## WHAT THE EXERCISE ASKS
Hunt through the entries for the word "author" and copy each line in which it appears.

[Stored items]
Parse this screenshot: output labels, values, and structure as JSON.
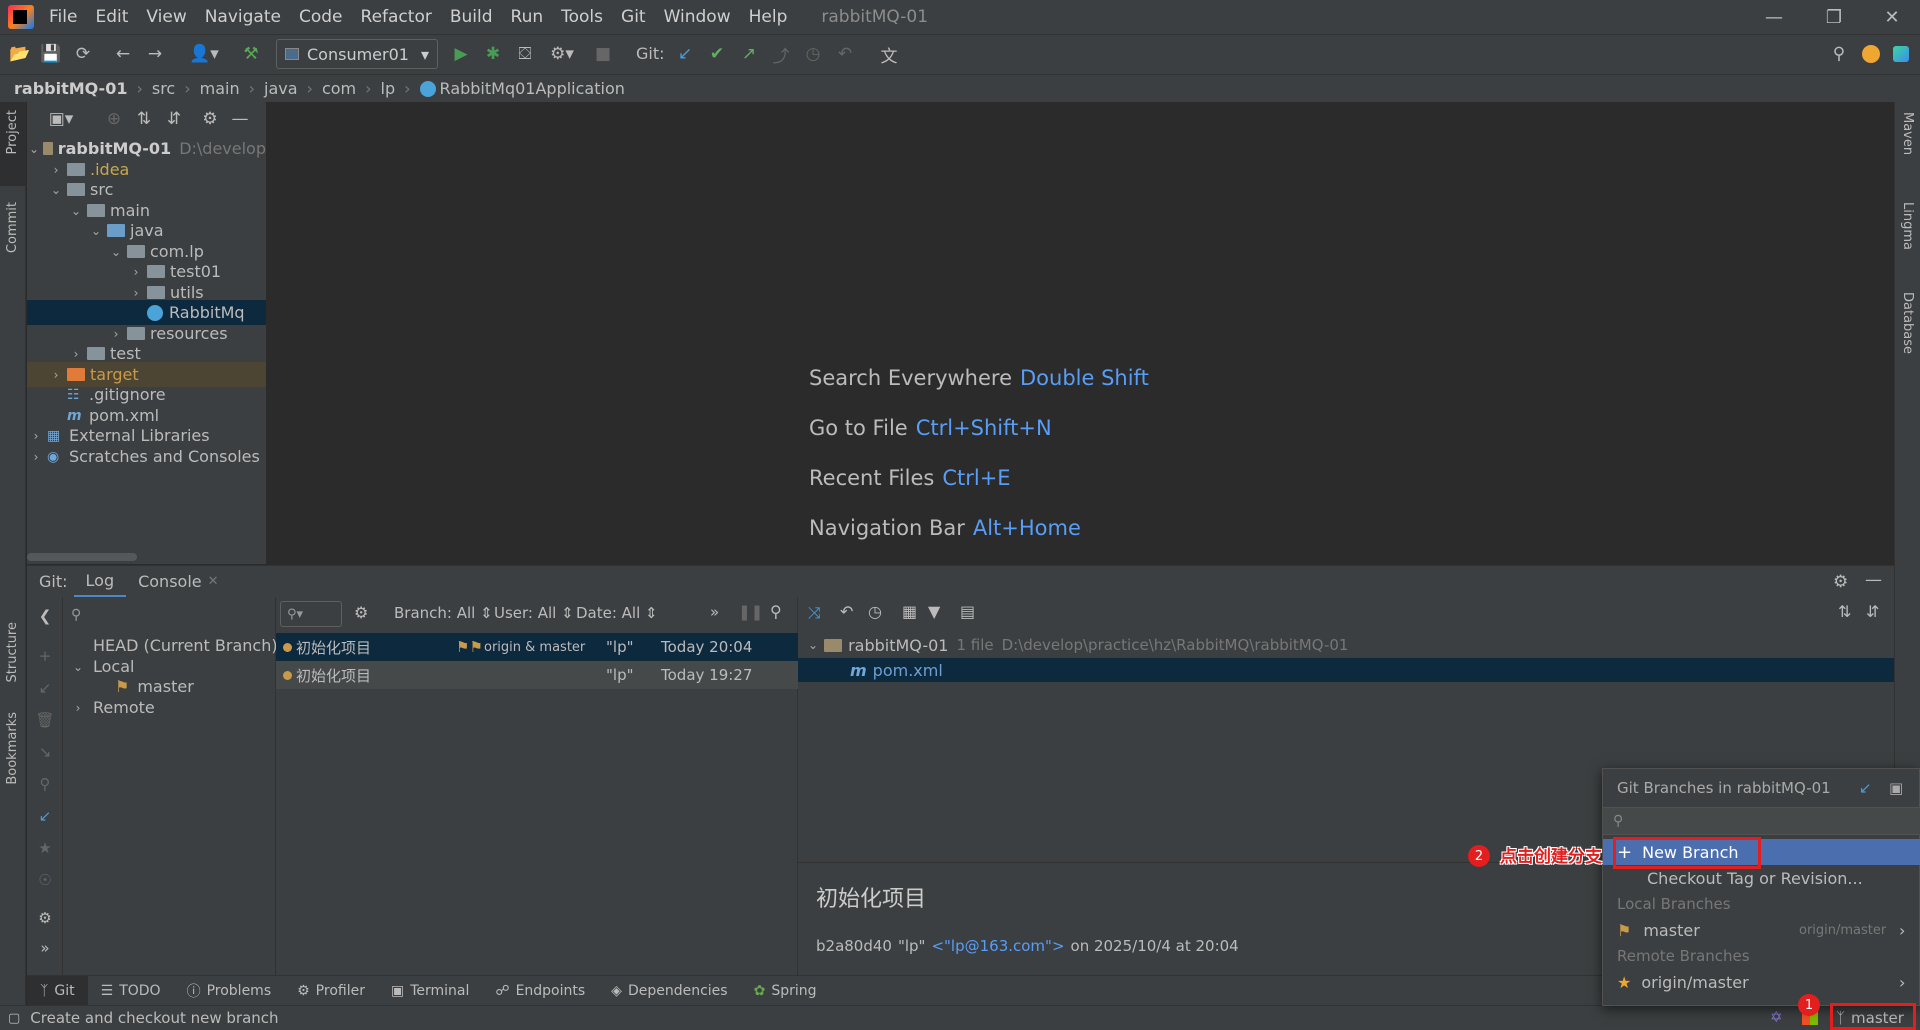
{
  "menubar": {
    "items": [
      "File",
      "Edit",
      "View",
      "Navigate",
      "Code",
      "Refactor",
      "Build",
      "Run",
      "Tools",
      "Git",
      "Window",
      "Help"
    ],
    "project_title": "rabbitMQ-01"
  },
  "toolbar": {
    "run_config": "Consumer01",
    "git_label": "Git:"
  },
  "breadcrumb": {
    "items": [
      "rabbitMQ-01",
      "src",
      "main",
      "java",
      "com",
      "lp",
      "RabbitMq01Application"
    ]
  },
  "left_strip": {
    "project": "Project",
    "commit": "Commit",
    "structure": "Structure",
    "bookmarks": "Bookmarks"
  },
  "right_strip": {
    "maven": "Maven",
    "lingma": "Lingma",
    "database": "Database"
  },
  "project_tree": {
    "root_name": "rabbitMQ-01",
    "root_path": "D:\\develop",
    "idea": ".idea",
    "src": "src",
    "main": "main",
    "java": "java",
    "pkg": "com.lp",
    "test01": "test01",
    "utils": "utils",
    "app_class": "RabbitMq",
    "resources": "resources",
    "test": "test",
    "target": "target",
    "gitignore": ".gitignore",
    "pom": "pom.xml",
    "ext_libs": "External Libraries",
    "scratches": "Scratches and Consoles"
  },
  "editor_hints": [
    {
      "label": "Search Everywhere",
      "key": "Double Shift"
    },
    {
      "label": "Go to File",
      "key": "Ctrl+Shift+N"
    },
    {
      "label": "Recent Files",
      "key": "Ctrl+E"
    },
    {
      "label": "Navigation Bar",
      "key": "Alt+Home"
    }
  ],
  "git_panel": {
    "title": "Git:",
    "tab_log": "Log",
    "tab_console": "Console",
    "branches": {
      "head": "HEAD (Current Branch)",
      "local": "Local",
      "master": "master",
      "remote": "Remote"
    },
    "filters": {
      "branch": "Branch: All",
      "user": "User: All",
      "date": "Date: All"
    },
    "commits": [
      {
        "message": "初始化项目",
        "refs": "origin & master",
        "author": "\"lp\"",
        "date": "Today 20:04"
      },
      {
        "message": "初始化项目",
        "refs": "",
        "author": "\"lp\"",
        "date": "Today 19:27"
      }
    ],
    "details": {
      "root": "rabbitMQ-01",
      "file_count": "1 file",
      "path": "D:\\develop\\practice\\hz\\RabbitMQ\\rabbitMQ-01",
      "file": "pom.xml",
      "commit_title": "初始化项目",
      "hash": "b2a80d40",
      "author": "\"lp\"",
      "email": "<\"lp@163.com\">",
      "when": "on 2025/10/4 at 20:04"
    }
  },
  "bottom_tabs": [
    "Git",
    "TODO",
    "Problems",
    "Profiler",
    "Terminal",
    "Endpoints",
    "Dependencies",
    "Spring"
  ],
  "status": {
    "message": "Create and checkout new branch",
    "branch": "master"
  },
  "popup": {
    "title": "Git Branches in rabbitMQ-01",
    "new_branch": "New Branch",
    "checkout_tag": "Checkout Tag or Revision...",
    "local_header": "Local Branches",
    "local_master": "master",
    "local_tracking": "origin/master",
    "remote_header": "Remote Branches",
    "remote_master": "origin/master"
  },
  "annotations": {
    "badge1": "1",
    "badge2": "2",
    "callout": "点击创建分支"
  },
  "colors": {
    "accent": "#589df6",
    "selection": "#0d293e",
    "highlight": "#4b6eaf",
    "annotation": "#e21e1e"
  }
}
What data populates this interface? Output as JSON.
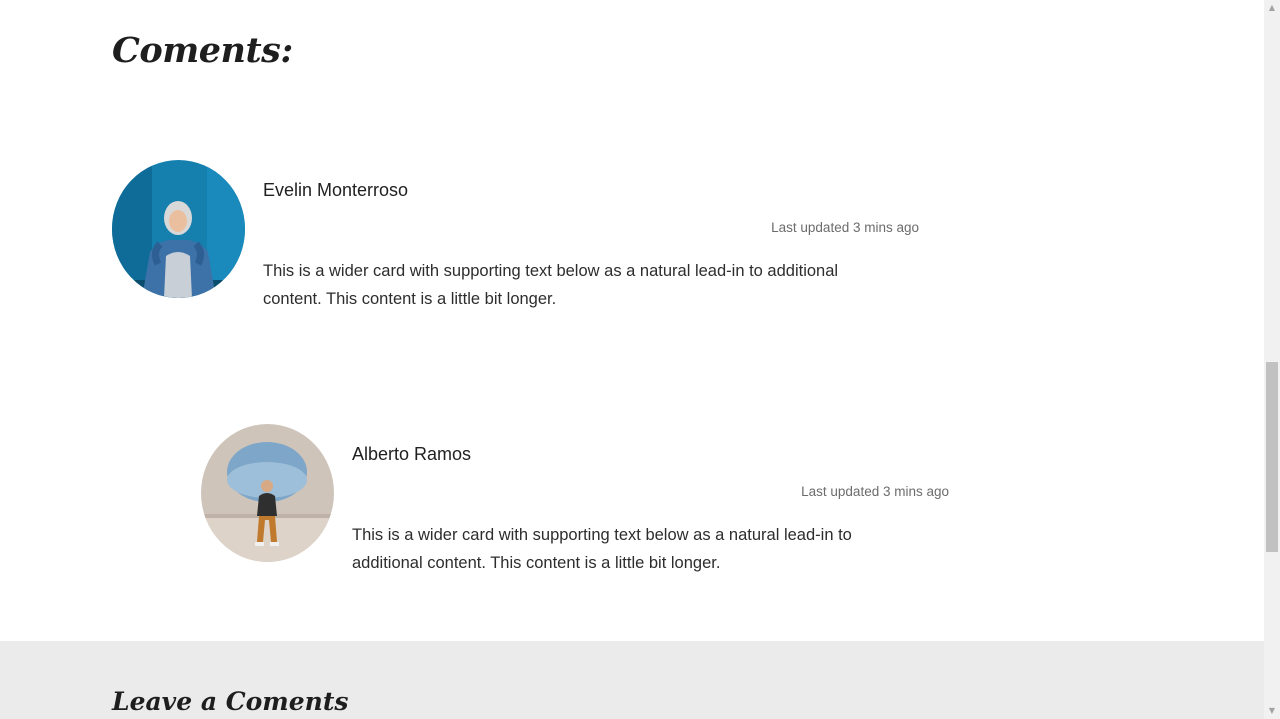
{
  "comments_section": {
    "title": "Coments:"
  },
  "comments": [
    {
      "author": "Evelin Monterroso",
      "timestamp": "Last updated 3 mins ago",
      "text": "This is a wider card with supporting text below as a natural lead-in to additional content. This content is a little bit longer."
    },
    {
      "author": "Alberto Ramos",
      "timestamp": "Last updated 3 mins ago",
      "text": "This is a wider card with supporting text below as a natural lead-in to additional content. This content is a little bit longer."
    }
  ],
  "leave_comment": {
    "title": "Leave a Coments"
  },
  "scrollbar": {
    "up_icon": "triangle-up",
    "down_icon": "triangle-down"
  }
}
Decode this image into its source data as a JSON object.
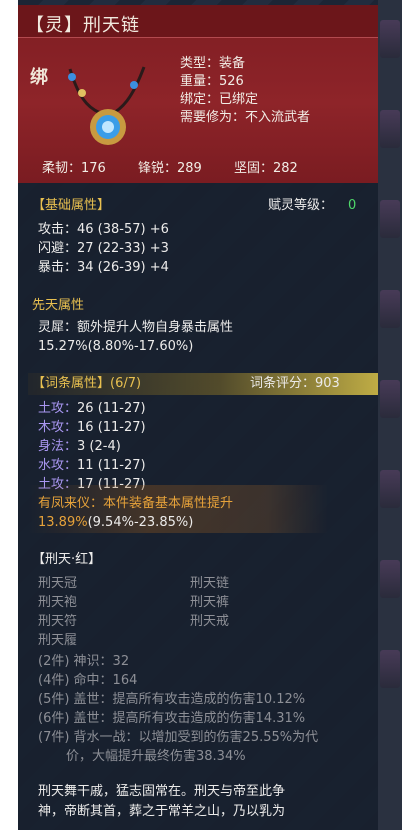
{
  "item": {
    "title": "【灵】刑天链",
    "bind_mark": "绑",
    "info": [
      "类型：装备",
      "重量：526",
      "绑定：已绑定",
      "需要修为：不入流武者"
    ],
    "stats": [
      "柔韧：176",
      "锋锐：289",
      "坚固：282"
    ]
  },
  "basic": {
    "header": "【基础属性】",
    "spirit_level_label": "赋灵等级：",
    "spirit_level_value": "0",
    "rows": [
      "攻击：46 (38-57) +6",
      "闪避：27 (22-33) +3",
      "暴击：34 (26-39) +4"
    ]
  },
  "innate": {
    "header": "先天属性",
    "desc": "灵犀：额外提升人物自身暴击属性",
    "value": "15.27%",
    "range": "(8.80%-17.60%)"
  },
  "affix": {
    "header": "【词条属性】(6/7)",
    "score": "词条评分：903",
    "rows": [
      {
        "name": "土攻：",
        "value": "26 (11-27)"
      },
      {
        "name": "木攻：",
        "value": "16 (11-27)"
      },
      {
        "name": "身法：",
        "value": "3 (2-4)"
      },
      {
        "name": "水攻：",
        "value": "11 (11-27)"
      },
      {
        "name": "土攻：",
        "value": "17 (11-27)"
      }
    ],
    "special_name": "有凤来仪：本件装备基本属性提升",
    "special_value": "13.89%",
    "special_range": "(9.54%-23.85%)"
  },
  "set": {
    "header": "【刑天·红】",
    "pieces": [
      "刑天冠",
      "刑天链",
      "刑天袍",
      "刑天裤",
      "刑天符",
      "刑天戒",
      "刑天履"
    ],
    "bonuses": [
      "(2件) 神识：32",
      "(4件) 命中：164",
      "(5件) 盖世：提高所有攻击造成的伤害10.12%",
      "(6件) 盖世：提高所有攻击造成的伤害14.31%",
      "(7件) 背水一战：以增加受到的伤害25.55%为代",
      "价，大幅提升最终伤害38.34%"
    ]
  },
  "lore": [
    "刑天舞干戚，猛志固常在。刑天与帝至此争",
    "神，帝断其首，葬之于常羊之山，乃以乳为"
  ],
  "colors": {
    "header": "#8e2429",
    "gold": "#e8c050",
    "purple": "#a896f0",
    "green": "#4fd86a",
    "orange": "#e6a23a"
  }
}
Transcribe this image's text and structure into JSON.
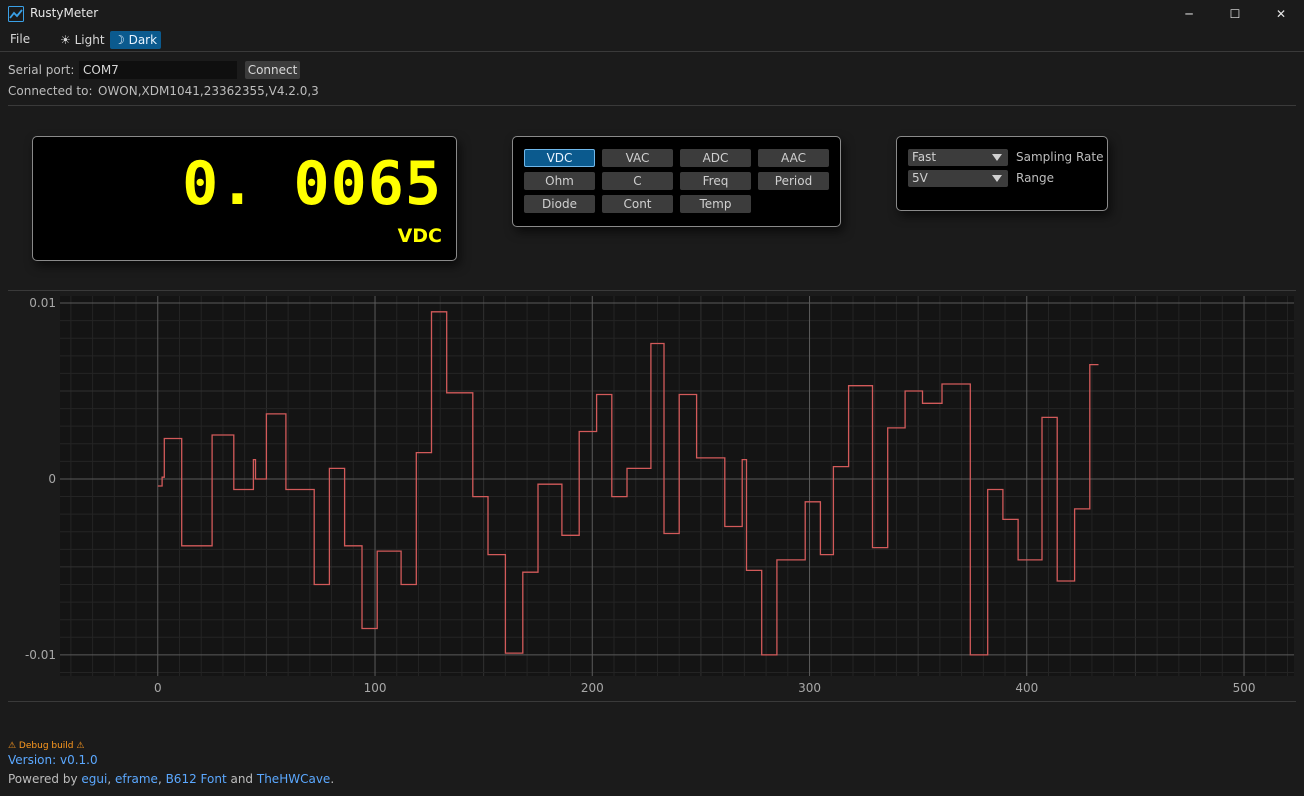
{
  "window": {
    "title": "RustyMeter",
    "minimize_glyph": "─",
    "maximize_glyph": "☐",
    "close_glyph": "✕"
  },
  "menu": {
    "file": "File",
    "light": "☀ Light",
    "dark": "☽ Dark"
  },
  "connection": {
    "serial_label": "Serial port:",
    "serial_value": "COM7",
    "connect_label": "Connect",
    "connected_label": "Connected to:",
    "connected_value": "OWON,XDM1041,23362355,V4.2.0,3"
  },
  "reading": {
    "value": "0. 0065",
    "unit": "VDC",
    "color": "#ffff00"
  },
  "modes": [
    {
      "label": "VDC",
      "active": true
    },
    {
      "label": "VAC",
      "active": false
    },
    {
      "label": "ADC",
      "active": false
    },
    {
      "label": "AAC",
      "active": false
    },
    {
      "label": "Ohm",
      "active": false
    },
    {
      "label": "C",
      "active": false
    },
    {
      "label": "Freq",
      "active": false
    },
    {
      "label": "Period",
      "active": false
    },
    {
      "label": "Diode",
      "active": false
    },
    {
      "label": "Cont",
      "active": false
    },
    {
      "label": "Temp",
      "active": false
    }
  ],
  "settings": {
    "sampling_rate_value": "Fast",
    "sampling_rate_label": "Sampling Rate",
    "range_value": "5V",
    "range_label": "Range"
  },
  "footer": {
    "debug_build": "⚠ Debug build ⚠",
    "version": "Version: v0.1.0",
    "powered_prefix": "Powered by ",
    "egui": "egui",
    "comma1": ", ",
    "eframe": "eframe",
    "comma2": ", ",
    "b612": "B612 Font",
    "and": " and ",
    "thehwcave": "TheHWCave",
    "period": "."
  },
  "chart_data": {
    "type": "line",
    "series": [
      {
        "color": "#d25a5a",
        "points": [
          [
            0,
            -0.0004
          ],
          [
            2,
            -0.0004
          ],
          [
            2,
            0.0001
          ],
          [
            3,
            0.0001
          ],
          [
            3,
            0.0023
          ],
          [
            11,
            0.0023
          ],
          [
            11,
            -0.0038
          ],
          [
            25,
            -0.0038
          ],
          [
            25,
            0.0025
          ],
          [
            35,
            0.0025
          ],
          [
            35,
            -0.0006
          ],
          [
            42,
            -0.0006
          ],
          [
            42,
            -0.0006
          ],
          [
            44,
            -0.0006
          ],
          [
            44,
            0.0011
          ],
          [
            45,
            0.0011
          ],
          [
            45,
            0.0
          ],
          [
            50,
            0.0
          ],
          [
            50,
            0.0037
          ],
          [
            59,
            0.0037
          ],
          [
            59,
            -0.0006
          ],
          [
            72,
            -0.0006
          ],
          [
            72,
            -0.006
          ],
          [
            79,
            -0.006
          ],
          [
            79,
            0.0006
          ],
          [
            86,
            0.0006
          ],
          [
            86,
            -0.0038
          ],
          [
            94,
            -0.0038
          ],
          [
            94,
            -0.0085
          ],
          [
            101,
            -0.0085
          ],
          [
            101,
            -0.0041
          ],
          [
            112,
            -0.0041
          ],
          [
            112,
            -0.006
          ],
          [
            119,
            -0.006
          ],
          [
            119,
            0.0015
          ],
          [
            126,
            0.0015
          ],
          [
            126,
            0.0095
          ],
          [
            133,
            0.0095
          ],
          [
            133,
            0.0049
          ],
          [
            145,
            0.0049
          ],
          [
            145,
            -0.001
          ],
          [
            152,
            -0.001
          ],
          [
            152,
            -0.0043
          ],
          [
            160,
            -0.0043
          ],
          [
            160,
            -0.0099
          ],
          [
            168,
            -0.0099
          ],
          [
            168,
            -0.0053
          ],
          [
            175,
            -0.0053
          ],
          [
            175,
            -0.0003
          ],
          [
            186,
            -0.0003
          ],
          [
            186,
            -0.0032
          ],
          [
            194,
            -0.0032
          ],
          [
            194,
            0.0027
          ],
          [
            202,
            0.0027
          ],
          [
            202,
            0.0048
          ],
          [
            209,
            0.0048
          ],
          [
            209,
            -0.001
          ],
          [
            216,
            -0.001
          ],
          [
            216,
            0.0006
          ],
          [
            227,
            0.0006
          ],
          [
            227,
            0.0077
          ],
          [
            233,
            0.0077
          ],
          [
            233,
            -0.0031
          ],
          [
            240,
            -0.0031
          ],
          [
            240,
            0.0048
          ],
          [
            248,
            0.0048
          ],
          [
            248,
            0.0012
          ],
          [
            261,
            0.0012
          ],
          [
            261,
            -0.0027
          ],
          [
            269,
            -0.0027
          ],
          [
            269,
            0.0011
          ],
          [
            271,
            0.0011
          ],
          [
            271,
            -0.0052
          ],
          [
            278,
            -0.0052
          ],
          [
            278,
            -0.01
          ],
          [
            285,
            -0.01
          ],
          [
            285,
            -0.0046
          ],
          [
            298,
            -0.0046
          ],
          [
            298,
            -0.0013
          ],
          [
            305,
            -0.0013
          ],
          [
            305,
            -0.0043
          ],
          [
            311,
            -0.0043
          ],
          [
            311,
            0.0007
          ],
          [
            318,
            0.0007
          ],
          [
            318,
            0.0053
          ],
          [
            329,
            0.0053
          ],
          [
            329,
            -0.0039
          ],
          [
            336,
            -0.0039
          ],
          [
            336,
            0.0029
          ],
          [
            344,
            0.0029
          ],
          [
            344,
            0.005
          ],
          [
            352,
            0.005
          ],
          [
            352,
            0.0043
          ],
          [
            361,
            0.0043
          ],
          [
            361,
            0.0054
          ],
          [
            374,
            0.0054
          ],
          [
            374,
            -0.01
          ],
          [
            382,
            -0.01
          ],
          [
            382,
            -0.0006
          ],
          [
            389,
            -0.0006
          ],
          [
            389,
            -0.0023
          ],
          [
            396,
            -0.0023
          ],
          [
            396,
            -0.0046
          ],
          [
            407,
            -0.0046
          ],
          [
            407,
            0.0035
          ],
          [
            414,
            0.0035
          ],
          [
            414,
            -0.0058
          ],
          [
            422,
            -0.0058
          ],
          [
            422,
            -0.0017
          ],
          [
            429,
            -0.0017
          ],
          [
            429,
            0.0065
          ],
          [
            433,
            0.0065
          ]
        ]
      }
    ],
    "x_ticks": [
      "0",
      "100",
      "200",
      "300",
      "400",
      "500"
    ],
    "y_ticks": [
      "0.01",
      "0",
      "-0.01"
    ],
    "xlim": [
      -45,
      523
    ],
    "ylim": [
      -0.0112,
      0.0104
    ],
    "grid": true
  }
}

## EXPECTED ANSWER
        "author": "\"lp\"",
        "author": "\"lp\"",
      "author": "\"lp\"",
      "author": "Evelin Monterroso",
      "author": "Alberto Ramos",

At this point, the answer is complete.